Anthony Wesley captured this glorious telescope image of the planet Mars on March 6. He wrote on his Facebook page:
Some good seeing this morning for the first time in many weeks…. I nearly missed it as the forecast was for cloud and rain, but at 3 a.m. it was clear although I could see lightning off in the distance…
North polar cap at top left, Syrtis Major to the lower left, cloud over the Elysium volcanoes at upper right, still bright blue cloud in Hellas at bottom. A faint band of equatorial cloud is also visible.
A few days earlier, he got this awesome shot of Mars’ two moons, Phobos and Deimos.
Of the image above, he wrote:
Third time lucky… got both Phobos and Deimos this time. Operating the GS3 camera in 12 bit mode gives me a little more headroom. Once again the diffraction from my 3 vane spider is prominent. 3 minutes @ 10fps, no filter (L channel). 16″ f/4 newtonian @ 6000mm focal length
Thank you, Anthony Wesley!
Mars has good years in our sky, and it has years in which you hardly notice it. 2014 is a good year! Look for Mars tonight. Here’s how.

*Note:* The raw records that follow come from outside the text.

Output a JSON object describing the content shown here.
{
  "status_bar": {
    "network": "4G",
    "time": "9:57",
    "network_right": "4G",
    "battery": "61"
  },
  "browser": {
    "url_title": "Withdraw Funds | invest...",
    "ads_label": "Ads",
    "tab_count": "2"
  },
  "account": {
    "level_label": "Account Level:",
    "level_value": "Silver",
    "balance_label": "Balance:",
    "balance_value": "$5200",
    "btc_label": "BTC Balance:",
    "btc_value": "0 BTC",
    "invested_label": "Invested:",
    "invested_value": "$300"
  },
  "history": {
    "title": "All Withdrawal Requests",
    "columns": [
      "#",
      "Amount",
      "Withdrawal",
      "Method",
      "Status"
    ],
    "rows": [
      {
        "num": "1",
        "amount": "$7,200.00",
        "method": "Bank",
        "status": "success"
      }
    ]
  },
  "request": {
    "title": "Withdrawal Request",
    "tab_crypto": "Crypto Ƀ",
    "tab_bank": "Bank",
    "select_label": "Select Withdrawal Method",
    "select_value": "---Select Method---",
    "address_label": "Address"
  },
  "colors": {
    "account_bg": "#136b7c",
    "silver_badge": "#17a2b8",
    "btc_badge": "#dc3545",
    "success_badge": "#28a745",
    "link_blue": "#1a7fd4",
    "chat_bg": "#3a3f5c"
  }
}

Deborah Byrd created the EarthSky radio series in 1991 and founded EarthSky.org in 1994. Today, she serves as Editor-in-Chief of this website. She has won a galaxy of awards from the broadcasting and science communities, including having an asteroid named 3505 Byrd in her honor. A science communicator and educator since 1976, Byrd believes in science as a force for good in the world and a vital tool for the 21st century. "Being an EarthSky editor is like hosting a big global party for cool nature-lovers," she says.